The government of South Australia is unimpressed by a federal decision to include the state’s waters among a list of six areas chosen for pioneering offshore wind tenders, citing risks to its valuable fisheries industry – and sparking a row with trade unions which support the renewable source.

Australia’s Southern Ocean is among the six areas that Australia’s Labor government has put forward for public consultation ahead of planned offshore wind lease sales.

The proposed area stretches from Warrnambool in Victoria westwards beyond Port MacDonnell in South Australia, covering around 5,100 square kilometres.

A period of consultation for the Southern Ocean Wind Zone was opened by Australia’s energy minister Chris Bowen in July, as part of a federal governmentplan to have six areas fully defined and declared by mid-2024.

As part of this process, the South Australian government has come out in opposition, and said the proposed zone should simply stop at the border with Victoria, pointing out that the proposed wind farms will be connected to that state's grid.

Early mover

The potential opening of the Southern Ocean for offshore wind farm developments has already drawn interest, including a proposal by BlueFloat Energy for a wind farm off Port MacDonnell, on the so-called Limestone Coast.

The Spain-based company has called for expressions of interest on a 1.2 GW project to be located between Cape Douglas (South Australia) and Nelson (Victoria). The Project involves 77 bottom-fixed wind turbines, two offshore substations and associated infrastructure, possibly connecting to the Portland Aluminium Smelter, Victoria.

However, such proposals have also triggered opposition from South Australian residents worried about the impacts on populations of the iconic southern rock lobster in particular and on fishing and the environment generally.

In its statement on the matter, the state government of South Australia stressed that electricity generate from the proposed zone would be connected exclusively to the Victoria state grid and said its own recommendation to exclude offshore wind had been welcomed by the state’s A$188m ($122m) rock lobster industry.

“The South Australian Government is committed to renewable energy projects that can improve our state’s energy security, but we cannot support ones that have the potential to cause significant harm to local industries and the environment. This is particularly the case when they have no net benefit to South Australians,” said Susan Close, the state’s environment minister in her submission to the ongoing consultation process.

South Australia’s primary industries minister Clare Scriven added: “The sector needs certainty going forward that some of its most productive fishing grounds will not be impacted by a project that, while impacting on South Australia, will deliver energy to Victoria.”

Impacts of noise, vibration and electromagnetic fields were among the concerns expressed by fisheries representatives.

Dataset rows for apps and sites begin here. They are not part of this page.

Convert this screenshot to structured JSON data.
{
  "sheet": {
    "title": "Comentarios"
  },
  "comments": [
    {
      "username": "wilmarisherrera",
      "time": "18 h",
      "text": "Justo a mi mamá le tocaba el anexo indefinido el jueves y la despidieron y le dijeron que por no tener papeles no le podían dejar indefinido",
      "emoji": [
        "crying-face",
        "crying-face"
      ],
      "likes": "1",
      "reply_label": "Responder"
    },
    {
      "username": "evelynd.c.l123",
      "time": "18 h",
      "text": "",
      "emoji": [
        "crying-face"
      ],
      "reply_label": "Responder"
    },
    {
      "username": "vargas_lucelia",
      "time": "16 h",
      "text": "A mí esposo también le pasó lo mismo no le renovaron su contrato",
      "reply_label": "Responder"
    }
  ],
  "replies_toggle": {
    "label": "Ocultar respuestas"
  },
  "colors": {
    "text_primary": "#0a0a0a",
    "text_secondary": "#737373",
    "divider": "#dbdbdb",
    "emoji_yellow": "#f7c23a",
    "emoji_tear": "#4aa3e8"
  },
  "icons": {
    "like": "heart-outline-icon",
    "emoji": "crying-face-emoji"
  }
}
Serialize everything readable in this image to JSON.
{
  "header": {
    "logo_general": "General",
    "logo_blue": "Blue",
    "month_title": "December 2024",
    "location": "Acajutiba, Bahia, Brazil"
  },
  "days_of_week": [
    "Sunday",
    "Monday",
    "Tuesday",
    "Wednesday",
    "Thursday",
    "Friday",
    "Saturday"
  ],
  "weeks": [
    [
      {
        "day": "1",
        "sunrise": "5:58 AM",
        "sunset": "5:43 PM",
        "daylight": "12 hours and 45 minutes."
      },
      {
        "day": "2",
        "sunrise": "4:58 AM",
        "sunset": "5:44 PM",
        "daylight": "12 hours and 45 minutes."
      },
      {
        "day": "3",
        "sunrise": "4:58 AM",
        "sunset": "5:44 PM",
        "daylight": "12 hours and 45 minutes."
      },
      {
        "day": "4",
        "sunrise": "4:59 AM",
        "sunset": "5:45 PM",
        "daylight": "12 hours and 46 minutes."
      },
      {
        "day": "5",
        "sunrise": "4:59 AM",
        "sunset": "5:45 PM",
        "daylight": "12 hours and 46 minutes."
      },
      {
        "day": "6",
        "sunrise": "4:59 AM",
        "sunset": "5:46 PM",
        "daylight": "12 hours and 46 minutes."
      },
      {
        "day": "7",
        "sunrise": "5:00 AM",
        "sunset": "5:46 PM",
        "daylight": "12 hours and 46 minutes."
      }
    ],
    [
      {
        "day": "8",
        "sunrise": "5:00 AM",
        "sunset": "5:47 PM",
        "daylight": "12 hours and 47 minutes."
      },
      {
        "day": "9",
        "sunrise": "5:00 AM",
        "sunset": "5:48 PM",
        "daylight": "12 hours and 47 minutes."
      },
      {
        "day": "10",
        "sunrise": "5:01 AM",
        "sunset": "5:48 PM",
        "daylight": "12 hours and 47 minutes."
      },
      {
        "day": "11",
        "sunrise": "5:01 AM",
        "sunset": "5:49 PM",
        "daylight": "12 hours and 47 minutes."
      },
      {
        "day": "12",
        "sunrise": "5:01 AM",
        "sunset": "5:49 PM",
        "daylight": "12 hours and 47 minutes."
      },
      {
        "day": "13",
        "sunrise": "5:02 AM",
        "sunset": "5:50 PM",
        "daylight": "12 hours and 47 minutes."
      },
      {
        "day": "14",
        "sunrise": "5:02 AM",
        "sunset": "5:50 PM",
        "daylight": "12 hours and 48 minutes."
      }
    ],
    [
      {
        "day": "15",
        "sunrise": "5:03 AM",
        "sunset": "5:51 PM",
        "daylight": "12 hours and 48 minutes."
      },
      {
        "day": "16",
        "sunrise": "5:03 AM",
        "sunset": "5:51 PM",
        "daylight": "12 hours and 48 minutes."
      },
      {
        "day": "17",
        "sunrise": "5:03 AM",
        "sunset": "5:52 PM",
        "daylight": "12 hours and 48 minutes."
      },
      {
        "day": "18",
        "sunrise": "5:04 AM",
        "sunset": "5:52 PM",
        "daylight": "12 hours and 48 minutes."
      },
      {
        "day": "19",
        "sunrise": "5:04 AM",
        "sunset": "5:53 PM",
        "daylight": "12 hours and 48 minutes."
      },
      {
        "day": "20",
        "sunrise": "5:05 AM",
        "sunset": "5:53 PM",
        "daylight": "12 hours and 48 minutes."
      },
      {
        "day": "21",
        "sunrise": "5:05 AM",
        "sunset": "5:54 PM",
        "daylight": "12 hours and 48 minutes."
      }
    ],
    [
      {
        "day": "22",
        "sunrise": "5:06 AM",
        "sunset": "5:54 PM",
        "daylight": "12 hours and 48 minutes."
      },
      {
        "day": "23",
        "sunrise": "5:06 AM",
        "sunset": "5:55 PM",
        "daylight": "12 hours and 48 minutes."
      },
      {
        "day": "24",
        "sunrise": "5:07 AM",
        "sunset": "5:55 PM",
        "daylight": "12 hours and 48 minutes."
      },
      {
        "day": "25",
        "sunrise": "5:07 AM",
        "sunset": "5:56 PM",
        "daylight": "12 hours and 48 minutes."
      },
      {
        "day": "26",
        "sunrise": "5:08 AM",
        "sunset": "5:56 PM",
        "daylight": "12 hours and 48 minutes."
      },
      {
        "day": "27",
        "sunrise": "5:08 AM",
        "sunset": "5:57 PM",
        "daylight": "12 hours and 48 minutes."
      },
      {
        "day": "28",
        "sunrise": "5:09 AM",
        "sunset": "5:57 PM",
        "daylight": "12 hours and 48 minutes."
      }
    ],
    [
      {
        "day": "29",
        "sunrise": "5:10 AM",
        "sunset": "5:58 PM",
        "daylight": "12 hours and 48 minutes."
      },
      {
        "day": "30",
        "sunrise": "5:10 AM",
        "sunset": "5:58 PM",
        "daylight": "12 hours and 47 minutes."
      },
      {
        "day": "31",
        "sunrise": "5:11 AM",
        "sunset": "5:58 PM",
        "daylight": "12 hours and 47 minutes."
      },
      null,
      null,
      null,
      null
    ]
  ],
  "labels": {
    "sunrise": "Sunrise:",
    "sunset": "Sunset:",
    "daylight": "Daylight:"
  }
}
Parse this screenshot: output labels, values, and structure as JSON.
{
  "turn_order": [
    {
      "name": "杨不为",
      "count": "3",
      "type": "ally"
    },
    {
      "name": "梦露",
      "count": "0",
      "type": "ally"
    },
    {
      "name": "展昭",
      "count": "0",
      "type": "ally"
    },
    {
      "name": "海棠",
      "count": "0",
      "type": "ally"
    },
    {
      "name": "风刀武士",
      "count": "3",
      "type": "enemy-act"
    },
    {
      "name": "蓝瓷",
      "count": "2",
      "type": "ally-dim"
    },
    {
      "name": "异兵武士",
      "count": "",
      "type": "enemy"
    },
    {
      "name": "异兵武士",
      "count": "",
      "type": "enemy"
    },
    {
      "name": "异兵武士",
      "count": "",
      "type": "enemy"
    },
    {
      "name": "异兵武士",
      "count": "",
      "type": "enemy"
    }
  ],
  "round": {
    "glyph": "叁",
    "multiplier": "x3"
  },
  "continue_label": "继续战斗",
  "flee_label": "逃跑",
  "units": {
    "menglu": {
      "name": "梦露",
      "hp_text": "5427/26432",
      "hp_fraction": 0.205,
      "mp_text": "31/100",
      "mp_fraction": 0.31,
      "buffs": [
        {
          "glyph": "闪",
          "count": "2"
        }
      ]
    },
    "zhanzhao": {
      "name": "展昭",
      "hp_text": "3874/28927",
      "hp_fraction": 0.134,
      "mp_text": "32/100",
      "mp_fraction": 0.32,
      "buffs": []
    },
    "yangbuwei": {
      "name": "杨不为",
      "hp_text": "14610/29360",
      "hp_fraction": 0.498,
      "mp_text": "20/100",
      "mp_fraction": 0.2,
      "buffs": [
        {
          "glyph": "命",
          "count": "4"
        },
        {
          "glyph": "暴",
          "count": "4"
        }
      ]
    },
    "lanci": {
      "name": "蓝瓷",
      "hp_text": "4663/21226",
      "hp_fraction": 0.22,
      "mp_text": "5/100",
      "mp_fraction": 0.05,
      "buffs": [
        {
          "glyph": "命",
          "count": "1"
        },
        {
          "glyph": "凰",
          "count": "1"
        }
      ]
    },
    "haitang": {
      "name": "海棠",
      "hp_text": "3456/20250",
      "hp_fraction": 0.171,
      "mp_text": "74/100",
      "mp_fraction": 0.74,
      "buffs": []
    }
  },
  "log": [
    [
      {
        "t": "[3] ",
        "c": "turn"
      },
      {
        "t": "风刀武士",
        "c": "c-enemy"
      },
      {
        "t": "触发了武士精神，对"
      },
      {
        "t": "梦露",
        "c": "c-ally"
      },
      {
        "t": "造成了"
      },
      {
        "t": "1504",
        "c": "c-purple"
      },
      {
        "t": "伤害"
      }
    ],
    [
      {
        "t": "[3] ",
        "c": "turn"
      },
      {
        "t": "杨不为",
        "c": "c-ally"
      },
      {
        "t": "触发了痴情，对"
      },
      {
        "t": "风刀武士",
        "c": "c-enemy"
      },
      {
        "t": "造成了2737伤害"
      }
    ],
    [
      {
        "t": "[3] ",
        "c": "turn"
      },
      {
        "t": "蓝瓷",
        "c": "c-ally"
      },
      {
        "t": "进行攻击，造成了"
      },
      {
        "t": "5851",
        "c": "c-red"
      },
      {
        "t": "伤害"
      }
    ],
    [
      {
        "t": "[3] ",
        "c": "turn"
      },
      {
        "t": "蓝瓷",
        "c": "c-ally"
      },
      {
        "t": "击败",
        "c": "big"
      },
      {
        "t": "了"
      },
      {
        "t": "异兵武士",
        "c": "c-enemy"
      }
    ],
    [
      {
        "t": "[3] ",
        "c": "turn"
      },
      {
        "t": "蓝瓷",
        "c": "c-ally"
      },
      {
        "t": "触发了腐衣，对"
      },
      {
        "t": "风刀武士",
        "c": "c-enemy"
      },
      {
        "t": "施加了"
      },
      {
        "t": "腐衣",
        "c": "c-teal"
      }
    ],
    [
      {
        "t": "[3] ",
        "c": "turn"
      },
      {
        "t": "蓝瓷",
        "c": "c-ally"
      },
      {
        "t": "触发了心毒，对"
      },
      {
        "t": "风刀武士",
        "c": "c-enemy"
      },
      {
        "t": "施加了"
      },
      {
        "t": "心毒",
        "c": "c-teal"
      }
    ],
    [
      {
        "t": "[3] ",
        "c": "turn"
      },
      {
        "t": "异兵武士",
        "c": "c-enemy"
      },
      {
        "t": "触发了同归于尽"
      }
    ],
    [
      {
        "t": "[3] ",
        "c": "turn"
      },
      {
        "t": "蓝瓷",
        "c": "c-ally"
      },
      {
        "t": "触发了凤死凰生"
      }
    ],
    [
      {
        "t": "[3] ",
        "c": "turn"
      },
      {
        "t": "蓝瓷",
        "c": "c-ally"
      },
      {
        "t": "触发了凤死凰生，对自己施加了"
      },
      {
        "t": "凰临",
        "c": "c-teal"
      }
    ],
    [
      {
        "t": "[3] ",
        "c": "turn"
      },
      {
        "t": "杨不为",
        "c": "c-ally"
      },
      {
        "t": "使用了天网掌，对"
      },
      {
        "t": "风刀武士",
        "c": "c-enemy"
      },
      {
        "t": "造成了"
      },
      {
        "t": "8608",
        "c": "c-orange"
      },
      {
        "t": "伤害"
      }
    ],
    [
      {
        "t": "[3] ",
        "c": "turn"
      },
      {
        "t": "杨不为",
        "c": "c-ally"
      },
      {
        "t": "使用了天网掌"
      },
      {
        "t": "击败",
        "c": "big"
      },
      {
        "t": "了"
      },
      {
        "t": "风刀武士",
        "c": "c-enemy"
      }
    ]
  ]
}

Nathan Kimber, executive officer of the South Australian Rock Lobster Advisory Council welcomed the recommendation and said: “We now hope that minister Bowen will listen to the submissions made by the South Australian government and our industry and amend the proposed Southern Ocean offshore energy zone to exclude any waters that overlap with our fishery boundaries."

Trade unions disagree

The South Australian position came under fire from the broader trade union movement, however, according to a report by Australian Associated Press, with state branches of major unions arguing that claims about potential harm to marine life were made without adequate scientific research and failed to take account of the wind industries' potential to create sustainable jobs.

"We know that rock lobster fishing and offshore wind co-exist in other parts of the world," said John Adley, state secretary of Australia's Communications, Electrical and Plumbing Union (CEPU).

The Maritime Union of Australia also issued a statement, through state secretary Brett Larkin, claiming workers were shocked by a "decision to oppose investment worth billions of dollars of investment with the potential to create thousands of jobs".

Marcus Pare, assistant secretary of the CFMEU construction workers union said the state government was falling short in its wider duties, AAP reported. "Achieving Australia's goal of net zero means that each state must play a role in supporting renewable energy projects like offshore wind," he said.

The Australian Labor Party, led by now prime minister Anthony Albanese, swept to power last year on an electoral platform that included a promise to turn Australia into a renewable energy superpower.